Skiing and Snowboarding
It’s all about options and opportunity in the snow. Boreal boasts early season openings and an array of terrain parks for beginners to extreme skiers and riders. Small mountains, such as Soda Springs, Tahoe Donner and Donner Ski Ranch are oftentimes the perfect place for families, beginners and those looking to escape crowds. They also offer lift-accessible tubing and snow-play. Cross-country skiers and snowshoers can explore the backcountry (maps recommended and available at area ski shops and rental stores) or take to more than 180 kilometers of trails at Tahoe Donner Cross Country.
Nothing sheds the summer heat like a dip in one of Nevada County’s many swimming areas that include lakes, reservoirs and rivers. Enjoy a refreshing dunk at Rollins Lake near Colfax, Scotts Flat Lake in Nevada City and Penn Valley’s Lake Englebright and Bullards Bar Reservoir. Swimming pleasures abound at the South Yuba River and the Scenic Grouse Lakes Area near Donner Summit. Also consider cooling off in Truckee’s Donner Lake, Prosser Reservoir and Stampede/Boca reservoir areas.
Whether you’re here to play, perform or peruse, there’s always time for pampering. From upscale boutique day spas to spiritual yoga farms, Nevada County has a relaxation or revitalization escape for everyone. Day spas dot the main streets and reach back into forested enclaves, like Vela Massage Retreat, where services include outdoor hot tub and steam and sauna among the pines. Others include Wolf Mountain Day Spa and Spa by Courtyard, at Grass Valley Courtyard Suites, both in downtown Grass Valley. Bel Capelli Salon-Spa is in Nevada City.
For a deeper level of relaxation, the Sivananda Ashram Yoga Farm, offers instructor training, meditation retreats, courses in positive thinking, and even yoga vacations. To find listings and to add one click here.
Each spring, Nevada County partners up with Mother Nature to put on the most colorful wildflower show around.
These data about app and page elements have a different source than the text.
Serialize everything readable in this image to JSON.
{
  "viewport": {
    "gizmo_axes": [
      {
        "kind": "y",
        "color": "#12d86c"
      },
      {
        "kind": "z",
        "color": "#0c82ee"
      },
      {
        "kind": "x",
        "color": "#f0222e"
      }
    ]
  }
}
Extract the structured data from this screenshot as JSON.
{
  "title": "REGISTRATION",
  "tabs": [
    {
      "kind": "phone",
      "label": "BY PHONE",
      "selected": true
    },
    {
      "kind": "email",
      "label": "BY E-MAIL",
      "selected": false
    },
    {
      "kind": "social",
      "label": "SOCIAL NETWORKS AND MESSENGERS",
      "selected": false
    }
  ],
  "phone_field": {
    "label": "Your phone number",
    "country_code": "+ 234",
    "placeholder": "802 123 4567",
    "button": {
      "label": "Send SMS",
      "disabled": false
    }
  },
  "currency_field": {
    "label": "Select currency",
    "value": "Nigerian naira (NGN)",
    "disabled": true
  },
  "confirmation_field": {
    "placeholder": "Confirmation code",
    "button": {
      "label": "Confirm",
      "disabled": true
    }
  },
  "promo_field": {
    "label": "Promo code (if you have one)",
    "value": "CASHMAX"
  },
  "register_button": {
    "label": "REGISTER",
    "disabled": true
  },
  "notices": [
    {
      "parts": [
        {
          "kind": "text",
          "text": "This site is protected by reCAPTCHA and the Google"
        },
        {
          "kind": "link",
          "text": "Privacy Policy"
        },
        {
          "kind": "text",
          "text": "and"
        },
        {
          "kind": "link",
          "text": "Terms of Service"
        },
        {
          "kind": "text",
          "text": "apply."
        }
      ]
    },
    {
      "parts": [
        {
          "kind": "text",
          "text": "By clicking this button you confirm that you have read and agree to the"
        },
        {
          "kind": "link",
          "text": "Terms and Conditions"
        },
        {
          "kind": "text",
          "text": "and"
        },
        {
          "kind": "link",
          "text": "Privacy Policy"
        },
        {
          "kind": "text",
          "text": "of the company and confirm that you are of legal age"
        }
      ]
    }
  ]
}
Depending on weather, this annual riot of vibrant color begins around March in lower elevations and continues into June and beyond in the high country. From March through April, wildflower peeping abounds in the Bridgeport area that skirts the South Yuba River. The Buttermilk Bend Trail features delicate Fairy Lanterns and Zig Zag Larkspur, among others. And don’t miss the wildflower-laden Independence Trail off Hwy. 49, 5.5 miles northwest of Nevada City. At the 6,000-foot elevation wildflower viewing gets started after the snow melts. The Loney Meadow Interpretive Trail in the Yuba River Ranger District and the Sagehen Creek Trail both offer spectacular wildflower viewing from mid-June to July; expect to see stunning Camas lilies, fawn lilies, and much more botanical bounty.